Silence, silence, except for the rising wind. All things seemed to hold their breath to hear the words; even the dark rider, erect again on his iron steed and bitter of face, ignoring the tumult around him. His eyes were only for Nita, for only her reading held him bound. She tried not to think of him, or of the little time remaining before the Moon went out, and gave herself over wholly to the reading. The words shook the air and the earth, blinding, burning.
“Will you sound the sea’s depth, or climb the mountain? In air or in water, still I am there; Will the earth cover you? Will the night hide you? In deep or in darkness, still I am there; Will you kindle the nova, or kill the starlight? In fire or in death-cold, still I am there—”
And the Moon went out.
As the power began again to read her, she could hear it reading Kit, too, his voice matching hers as it had in their first wizardry, small and thin and brave, and choked with grief like hers. The power was burning in her tears, an odd hot feeling as she wept for Fred, for Kit’s Lotus, for everything horrible that had happened all that day—all the fair things skewed, all the beauty twisted by the dark Lone Power watching on his steed. If only there were some wayhe could be otherwise if he wanted to!
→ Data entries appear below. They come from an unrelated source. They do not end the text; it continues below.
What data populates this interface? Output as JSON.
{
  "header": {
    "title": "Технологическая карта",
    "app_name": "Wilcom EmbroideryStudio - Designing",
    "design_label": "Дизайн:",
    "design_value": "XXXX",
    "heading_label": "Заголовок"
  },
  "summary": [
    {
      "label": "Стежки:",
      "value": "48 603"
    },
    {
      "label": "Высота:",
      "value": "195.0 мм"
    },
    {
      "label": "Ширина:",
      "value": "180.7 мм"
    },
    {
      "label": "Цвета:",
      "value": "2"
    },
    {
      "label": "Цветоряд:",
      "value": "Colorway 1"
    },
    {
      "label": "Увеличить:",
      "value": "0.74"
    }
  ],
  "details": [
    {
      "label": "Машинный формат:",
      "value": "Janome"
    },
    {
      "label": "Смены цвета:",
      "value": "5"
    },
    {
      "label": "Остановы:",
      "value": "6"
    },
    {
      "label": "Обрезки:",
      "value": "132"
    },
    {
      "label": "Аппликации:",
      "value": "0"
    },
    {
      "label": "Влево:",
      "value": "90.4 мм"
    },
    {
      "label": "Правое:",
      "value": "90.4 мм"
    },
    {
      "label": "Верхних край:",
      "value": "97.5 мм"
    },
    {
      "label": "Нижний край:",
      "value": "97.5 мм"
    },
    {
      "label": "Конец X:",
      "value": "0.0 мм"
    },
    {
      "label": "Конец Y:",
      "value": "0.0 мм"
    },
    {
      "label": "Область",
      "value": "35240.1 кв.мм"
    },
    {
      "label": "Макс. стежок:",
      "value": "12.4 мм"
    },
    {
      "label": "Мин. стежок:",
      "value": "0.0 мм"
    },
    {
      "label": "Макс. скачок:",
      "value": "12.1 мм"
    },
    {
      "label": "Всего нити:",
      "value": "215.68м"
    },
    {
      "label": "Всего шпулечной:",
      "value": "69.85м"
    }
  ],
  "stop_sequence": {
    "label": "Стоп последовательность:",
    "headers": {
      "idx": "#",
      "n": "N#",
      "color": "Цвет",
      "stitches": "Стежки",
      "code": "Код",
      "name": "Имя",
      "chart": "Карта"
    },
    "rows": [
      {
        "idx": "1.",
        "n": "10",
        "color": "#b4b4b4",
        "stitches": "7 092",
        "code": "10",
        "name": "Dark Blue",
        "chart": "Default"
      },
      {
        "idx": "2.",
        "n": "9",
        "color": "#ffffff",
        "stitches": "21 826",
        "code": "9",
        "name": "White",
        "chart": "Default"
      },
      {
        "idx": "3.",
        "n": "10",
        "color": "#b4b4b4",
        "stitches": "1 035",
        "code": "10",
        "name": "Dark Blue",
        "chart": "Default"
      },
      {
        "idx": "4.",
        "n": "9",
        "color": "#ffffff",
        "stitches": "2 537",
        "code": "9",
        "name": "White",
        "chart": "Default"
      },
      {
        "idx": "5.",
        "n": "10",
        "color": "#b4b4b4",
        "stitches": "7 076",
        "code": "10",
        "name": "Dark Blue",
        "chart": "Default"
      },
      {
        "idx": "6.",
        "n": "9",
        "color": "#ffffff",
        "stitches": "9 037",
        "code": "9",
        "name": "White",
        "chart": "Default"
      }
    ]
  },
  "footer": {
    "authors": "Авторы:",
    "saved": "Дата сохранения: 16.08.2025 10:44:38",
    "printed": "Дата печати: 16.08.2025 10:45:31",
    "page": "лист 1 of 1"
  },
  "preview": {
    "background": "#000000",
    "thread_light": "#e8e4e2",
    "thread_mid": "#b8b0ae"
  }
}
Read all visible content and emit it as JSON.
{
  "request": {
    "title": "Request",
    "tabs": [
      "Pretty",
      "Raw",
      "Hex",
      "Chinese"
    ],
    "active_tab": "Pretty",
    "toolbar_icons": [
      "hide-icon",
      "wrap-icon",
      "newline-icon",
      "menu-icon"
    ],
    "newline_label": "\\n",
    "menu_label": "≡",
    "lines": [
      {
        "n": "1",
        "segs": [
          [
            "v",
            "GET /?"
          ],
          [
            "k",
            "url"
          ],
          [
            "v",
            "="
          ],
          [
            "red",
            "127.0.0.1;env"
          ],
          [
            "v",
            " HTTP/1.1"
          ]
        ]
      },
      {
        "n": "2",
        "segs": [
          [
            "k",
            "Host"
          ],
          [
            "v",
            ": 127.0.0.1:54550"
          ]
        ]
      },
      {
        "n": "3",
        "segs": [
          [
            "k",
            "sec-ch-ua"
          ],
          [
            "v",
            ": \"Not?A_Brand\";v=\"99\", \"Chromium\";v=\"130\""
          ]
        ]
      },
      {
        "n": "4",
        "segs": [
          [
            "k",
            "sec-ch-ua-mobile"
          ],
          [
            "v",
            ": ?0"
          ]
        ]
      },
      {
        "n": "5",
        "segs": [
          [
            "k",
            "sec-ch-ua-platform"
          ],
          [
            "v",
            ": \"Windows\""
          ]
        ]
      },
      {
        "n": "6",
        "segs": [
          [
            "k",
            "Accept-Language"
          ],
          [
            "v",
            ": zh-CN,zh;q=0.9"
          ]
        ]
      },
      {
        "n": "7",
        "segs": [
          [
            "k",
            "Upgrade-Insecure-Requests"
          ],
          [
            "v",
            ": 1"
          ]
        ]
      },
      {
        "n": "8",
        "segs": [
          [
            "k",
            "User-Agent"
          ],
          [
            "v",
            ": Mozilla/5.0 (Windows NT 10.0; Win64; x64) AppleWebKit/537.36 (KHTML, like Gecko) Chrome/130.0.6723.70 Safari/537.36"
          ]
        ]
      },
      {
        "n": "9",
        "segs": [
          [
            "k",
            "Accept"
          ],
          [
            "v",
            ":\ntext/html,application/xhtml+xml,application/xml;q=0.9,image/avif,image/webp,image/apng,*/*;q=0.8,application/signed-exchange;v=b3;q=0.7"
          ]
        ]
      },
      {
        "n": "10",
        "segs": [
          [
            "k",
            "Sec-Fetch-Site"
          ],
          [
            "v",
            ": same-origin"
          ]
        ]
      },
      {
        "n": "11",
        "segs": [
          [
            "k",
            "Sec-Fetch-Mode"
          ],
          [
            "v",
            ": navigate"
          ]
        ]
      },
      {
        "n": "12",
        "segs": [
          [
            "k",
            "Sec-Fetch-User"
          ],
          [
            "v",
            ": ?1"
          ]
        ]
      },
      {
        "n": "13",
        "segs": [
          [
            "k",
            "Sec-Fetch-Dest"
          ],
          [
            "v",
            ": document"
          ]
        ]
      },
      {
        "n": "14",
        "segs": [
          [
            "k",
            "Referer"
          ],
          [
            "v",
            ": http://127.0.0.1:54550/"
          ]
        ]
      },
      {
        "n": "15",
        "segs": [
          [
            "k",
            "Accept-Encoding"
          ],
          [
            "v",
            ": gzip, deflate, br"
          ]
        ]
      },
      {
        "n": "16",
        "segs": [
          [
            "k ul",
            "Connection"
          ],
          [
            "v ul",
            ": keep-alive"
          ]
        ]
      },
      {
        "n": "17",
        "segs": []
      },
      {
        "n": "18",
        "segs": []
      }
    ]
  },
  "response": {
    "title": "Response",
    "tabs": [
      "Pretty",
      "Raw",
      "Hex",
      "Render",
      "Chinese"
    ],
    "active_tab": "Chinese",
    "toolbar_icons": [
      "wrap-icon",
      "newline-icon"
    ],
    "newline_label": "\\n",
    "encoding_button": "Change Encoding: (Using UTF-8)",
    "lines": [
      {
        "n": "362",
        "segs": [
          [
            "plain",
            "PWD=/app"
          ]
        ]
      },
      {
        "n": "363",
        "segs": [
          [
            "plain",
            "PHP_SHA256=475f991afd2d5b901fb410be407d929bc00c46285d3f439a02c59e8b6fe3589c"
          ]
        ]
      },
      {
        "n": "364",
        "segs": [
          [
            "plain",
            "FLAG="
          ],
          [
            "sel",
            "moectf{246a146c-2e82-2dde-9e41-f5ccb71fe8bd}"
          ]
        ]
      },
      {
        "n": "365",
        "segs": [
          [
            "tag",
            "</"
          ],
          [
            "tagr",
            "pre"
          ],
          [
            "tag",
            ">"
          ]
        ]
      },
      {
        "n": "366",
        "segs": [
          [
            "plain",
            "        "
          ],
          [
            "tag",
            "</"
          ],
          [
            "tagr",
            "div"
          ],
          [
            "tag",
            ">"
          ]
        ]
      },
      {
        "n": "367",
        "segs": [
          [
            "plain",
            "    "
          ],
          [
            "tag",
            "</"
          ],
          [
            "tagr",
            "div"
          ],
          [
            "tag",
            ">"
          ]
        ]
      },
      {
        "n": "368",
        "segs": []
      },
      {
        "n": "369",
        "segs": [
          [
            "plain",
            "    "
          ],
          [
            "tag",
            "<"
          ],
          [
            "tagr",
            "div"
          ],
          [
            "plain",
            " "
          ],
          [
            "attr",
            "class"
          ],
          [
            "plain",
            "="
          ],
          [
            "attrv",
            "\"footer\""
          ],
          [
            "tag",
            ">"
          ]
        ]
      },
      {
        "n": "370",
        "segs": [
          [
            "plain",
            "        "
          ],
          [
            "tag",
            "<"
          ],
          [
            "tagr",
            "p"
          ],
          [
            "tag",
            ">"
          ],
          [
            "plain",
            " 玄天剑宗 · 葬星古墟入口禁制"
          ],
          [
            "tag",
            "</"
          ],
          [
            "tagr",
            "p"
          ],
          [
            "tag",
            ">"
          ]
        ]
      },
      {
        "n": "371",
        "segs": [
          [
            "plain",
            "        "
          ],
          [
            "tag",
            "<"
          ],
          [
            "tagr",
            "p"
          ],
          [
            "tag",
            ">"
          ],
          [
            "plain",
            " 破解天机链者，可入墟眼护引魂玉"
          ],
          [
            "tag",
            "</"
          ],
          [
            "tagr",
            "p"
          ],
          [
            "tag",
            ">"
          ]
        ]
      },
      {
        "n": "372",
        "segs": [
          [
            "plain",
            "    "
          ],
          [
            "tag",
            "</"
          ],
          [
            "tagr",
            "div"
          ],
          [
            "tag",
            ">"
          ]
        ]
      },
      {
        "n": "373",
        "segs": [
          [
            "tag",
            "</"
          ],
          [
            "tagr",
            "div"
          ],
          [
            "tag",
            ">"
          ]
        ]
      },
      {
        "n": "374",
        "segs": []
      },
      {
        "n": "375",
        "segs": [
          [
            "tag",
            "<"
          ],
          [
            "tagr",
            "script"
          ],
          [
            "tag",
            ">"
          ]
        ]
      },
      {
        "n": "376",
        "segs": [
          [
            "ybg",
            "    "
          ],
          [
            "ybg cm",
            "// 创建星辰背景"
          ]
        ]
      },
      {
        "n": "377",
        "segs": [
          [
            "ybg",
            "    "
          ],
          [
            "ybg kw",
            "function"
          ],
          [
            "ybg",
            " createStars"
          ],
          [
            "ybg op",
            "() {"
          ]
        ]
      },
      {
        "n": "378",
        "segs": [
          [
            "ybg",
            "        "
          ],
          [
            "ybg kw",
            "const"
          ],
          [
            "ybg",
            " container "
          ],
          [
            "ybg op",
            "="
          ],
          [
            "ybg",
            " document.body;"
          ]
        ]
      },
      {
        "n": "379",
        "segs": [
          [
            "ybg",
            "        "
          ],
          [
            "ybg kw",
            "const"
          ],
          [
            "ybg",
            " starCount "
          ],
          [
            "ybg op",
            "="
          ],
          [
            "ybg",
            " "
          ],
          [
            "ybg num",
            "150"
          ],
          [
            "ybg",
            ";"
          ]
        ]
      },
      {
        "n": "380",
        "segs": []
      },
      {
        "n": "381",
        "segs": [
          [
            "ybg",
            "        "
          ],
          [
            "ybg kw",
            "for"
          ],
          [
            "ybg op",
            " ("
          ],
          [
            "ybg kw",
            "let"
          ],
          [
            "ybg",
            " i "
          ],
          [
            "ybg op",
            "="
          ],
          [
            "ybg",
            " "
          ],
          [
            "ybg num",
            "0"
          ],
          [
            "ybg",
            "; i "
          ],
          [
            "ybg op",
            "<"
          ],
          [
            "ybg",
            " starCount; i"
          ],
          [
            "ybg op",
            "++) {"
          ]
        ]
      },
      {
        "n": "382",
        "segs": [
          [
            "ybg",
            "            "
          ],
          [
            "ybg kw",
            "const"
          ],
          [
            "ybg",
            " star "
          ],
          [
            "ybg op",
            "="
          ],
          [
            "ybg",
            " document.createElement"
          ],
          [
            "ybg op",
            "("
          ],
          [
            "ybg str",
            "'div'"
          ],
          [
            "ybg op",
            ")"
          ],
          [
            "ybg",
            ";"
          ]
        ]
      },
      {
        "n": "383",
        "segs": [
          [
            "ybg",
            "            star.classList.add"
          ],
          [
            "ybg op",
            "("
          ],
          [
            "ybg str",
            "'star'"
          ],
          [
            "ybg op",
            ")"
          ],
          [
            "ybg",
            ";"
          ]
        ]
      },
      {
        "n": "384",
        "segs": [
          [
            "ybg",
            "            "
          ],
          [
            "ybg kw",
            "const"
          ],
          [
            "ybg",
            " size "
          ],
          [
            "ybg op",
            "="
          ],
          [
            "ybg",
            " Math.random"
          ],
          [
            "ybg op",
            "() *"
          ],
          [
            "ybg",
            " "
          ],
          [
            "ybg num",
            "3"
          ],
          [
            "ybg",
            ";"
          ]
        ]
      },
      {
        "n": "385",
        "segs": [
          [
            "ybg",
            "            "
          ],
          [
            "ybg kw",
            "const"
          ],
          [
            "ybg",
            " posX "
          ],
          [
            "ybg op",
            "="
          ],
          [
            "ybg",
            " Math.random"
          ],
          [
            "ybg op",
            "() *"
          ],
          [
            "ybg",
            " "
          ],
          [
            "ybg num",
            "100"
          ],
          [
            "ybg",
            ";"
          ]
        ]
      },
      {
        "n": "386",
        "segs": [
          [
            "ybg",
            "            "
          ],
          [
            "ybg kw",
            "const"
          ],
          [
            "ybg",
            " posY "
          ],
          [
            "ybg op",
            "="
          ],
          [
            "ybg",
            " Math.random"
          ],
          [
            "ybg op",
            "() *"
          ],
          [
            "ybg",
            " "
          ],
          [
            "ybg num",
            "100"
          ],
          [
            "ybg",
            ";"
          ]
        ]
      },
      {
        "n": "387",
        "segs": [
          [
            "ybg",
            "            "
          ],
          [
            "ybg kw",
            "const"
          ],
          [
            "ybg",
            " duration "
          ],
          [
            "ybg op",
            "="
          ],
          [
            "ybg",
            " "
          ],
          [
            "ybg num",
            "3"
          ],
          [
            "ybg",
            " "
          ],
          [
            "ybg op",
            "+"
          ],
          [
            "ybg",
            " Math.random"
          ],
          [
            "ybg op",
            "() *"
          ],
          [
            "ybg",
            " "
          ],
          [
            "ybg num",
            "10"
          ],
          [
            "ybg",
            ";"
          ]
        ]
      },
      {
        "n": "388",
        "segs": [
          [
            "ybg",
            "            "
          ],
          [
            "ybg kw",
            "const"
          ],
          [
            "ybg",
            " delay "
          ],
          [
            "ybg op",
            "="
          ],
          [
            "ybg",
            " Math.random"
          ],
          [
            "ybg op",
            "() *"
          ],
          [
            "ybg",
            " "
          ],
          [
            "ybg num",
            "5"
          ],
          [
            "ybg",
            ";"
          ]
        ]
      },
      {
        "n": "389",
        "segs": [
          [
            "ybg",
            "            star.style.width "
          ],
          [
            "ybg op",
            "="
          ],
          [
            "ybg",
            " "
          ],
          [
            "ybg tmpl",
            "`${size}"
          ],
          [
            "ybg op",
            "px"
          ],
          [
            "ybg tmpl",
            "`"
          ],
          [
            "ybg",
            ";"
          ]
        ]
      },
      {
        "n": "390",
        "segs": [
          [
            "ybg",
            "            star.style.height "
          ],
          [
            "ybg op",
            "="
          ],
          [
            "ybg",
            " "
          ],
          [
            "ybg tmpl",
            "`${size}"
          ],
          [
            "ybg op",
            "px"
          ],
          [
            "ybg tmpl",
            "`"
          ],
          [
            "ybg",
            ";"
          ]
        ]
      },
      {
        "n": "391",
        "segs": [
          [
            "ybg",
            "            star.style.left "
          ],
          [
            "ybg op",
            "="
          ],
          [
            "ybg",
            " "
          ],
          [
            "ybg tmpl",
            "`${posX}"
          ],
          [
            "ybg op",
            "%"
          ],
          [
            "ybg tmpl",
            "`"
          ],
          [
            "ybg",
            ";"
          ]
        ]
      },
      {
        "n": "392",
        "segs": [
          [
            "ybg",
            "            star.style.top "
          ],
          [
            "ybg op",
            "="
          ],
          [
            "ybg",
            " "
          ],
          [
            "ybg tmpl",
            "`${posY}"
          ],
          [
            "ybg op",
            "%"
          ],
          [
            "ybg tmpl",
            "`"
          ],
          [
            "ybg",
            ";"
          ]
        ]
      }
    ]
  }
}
For here was his name, a long splendid flow of syllables in the Speech, wild and courageous in its own way—and it said that he had not always been so hostile; that he got tired sometimes of being wicked, but his pride and his fear of being ridiculed would never let him stop. Never, forever, said the symbol at the very end of his name, the closed circle that binds spells into an unbreakable cycle and indicates lives bound the same way.
Kit was still reading. Nita turned her head in that nova moonlight and looked over her shoulder at the one who watched. His face was set, furious and bitter, but yes, weary too. He knew he was about to be cast out again, frustrated again, and he knew that because of what he had bound himself into being, he would never know fulfillment of any kind. Nita looked back down to the reading, feeling sorry even for him, opened her mouth and along with Kit began to say his name—
Don’t be afraid to make corrections!
Whether the voice came from her memory or was a last whisper from the blinding new star far above, Nita never knew. But she knew what to do. While Kit was still on the first part of the name she pulled out her pen, her space pen that Fred had saved and changed, and clicked it open.
The metal still tingled against her skin, the ink at the point still glittered oddly—the same glitter as the ink with which the bright Book was written. Nita bent quickly over the Book and, with the pen, in lines of light, drew from that final circle an arrow pointing upward, the way out, the symbol that said change could happen—if, only if—and together they finished the Starsnuffer’s name in the Speech, said the new last syllable, made it real.
And the wind died.
‘In Life’s name, and for Life’s sake, I say that I will use the Art for nothing but the service of that Life. I will guard growth and ease pain. I will fight to preserve what grows and lives well in its own way; and I will change no object or creature unless its growth and life, or that of the system of which it is part, are threatened. To these ends, in the practice of my Art, I will put aside fear for courage, and death for life, when it is right to do so—till Universe’s end.’